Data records
BEGIN

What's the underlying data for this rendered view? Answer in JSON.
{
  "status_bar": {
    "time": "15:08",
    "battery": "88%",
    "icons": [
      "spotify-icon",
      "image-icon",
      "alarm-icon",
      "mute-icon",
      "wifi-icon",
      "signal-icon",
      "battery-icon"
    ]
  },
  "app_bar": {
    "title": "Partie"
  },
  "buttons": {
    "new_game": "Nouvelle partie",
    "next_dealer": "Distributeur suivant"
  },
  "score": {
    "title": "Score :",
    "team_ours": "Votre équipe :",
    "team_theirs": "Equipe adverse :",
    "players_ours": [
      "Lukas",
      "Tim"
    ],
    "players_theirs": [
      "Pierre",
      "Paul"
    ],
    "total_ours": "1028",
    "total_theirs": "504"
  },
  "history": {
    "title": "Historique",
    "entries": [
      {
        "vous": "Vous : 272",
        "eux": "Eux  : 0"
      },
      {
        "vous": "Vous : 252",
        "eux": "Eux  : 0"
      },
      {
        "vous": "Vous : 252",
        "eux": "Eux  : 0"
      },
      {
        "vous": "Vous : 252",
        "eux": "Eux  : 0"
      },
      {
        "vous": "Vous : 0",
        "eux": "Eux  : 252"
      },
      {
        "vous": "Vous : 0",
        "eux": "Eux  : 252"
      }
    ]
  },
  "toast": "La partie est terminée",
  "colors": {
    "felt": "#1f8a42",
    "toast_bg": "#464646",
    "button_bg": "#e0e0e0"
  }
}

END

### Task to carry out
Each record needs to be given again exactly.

### Answer area
What's the underlying data for this rendered view? Answer in JSON.
{
  "status_bar": {
    "time": "15:08",
    "battery": "88%",
    "icons": [
      "spotify-icon",
      "image-icon",
      "alarm-icon",
      "mute-icon",
      "wifi-icon",
      "signal-icon",
      "battery-icon"
    ]
  },
  "app_bar": {
    "title": "Partie"
  },
  "buttons": {
    "new_game": "Nouvelle partie",
    "next_dealer": "Distributeur suivant"
  },
  "score": {
    "title": "Score :",
    "team_ours": "Votre équipe :",
    "team_theirs": "Equipe adverse :",
    "players_ours": [
      "Lukas",
      "Tim"
    ],
    "players_theirs": [
      "Pierre",
      "Paul"
    ],
    "total_ours": "1028",
    "total_theirs": "504"
  },
  "history": {
    "title": "Historique",
    "entries": [
      {
        "vous": "Vous : 272",
        "eux": "Eux  : 0"
      },
      {
        "vous": "Vous : 252",
        "eux": "Eux  : 0"
      },
      {
        "vous": "Vous : 252",
        "eux": "Eux  : 0"
      },
      {
        "vous": "Vous : 252",
        "eux": "Eux  : 0"
      },
      {
        "vous": "Vous : 0",
        "eux": "Eux  : 252"
      },
      {
        "vous": "Vous : 0",
        "eux": "Eux  : 252"
      }
    ]
  },
  "toast": "La partie est terminée",
  "colors": {
    "felt": "#1f8a42",
    "toast_bg": "#464646",
    "button_bg": "#e0e0e0"
  }
}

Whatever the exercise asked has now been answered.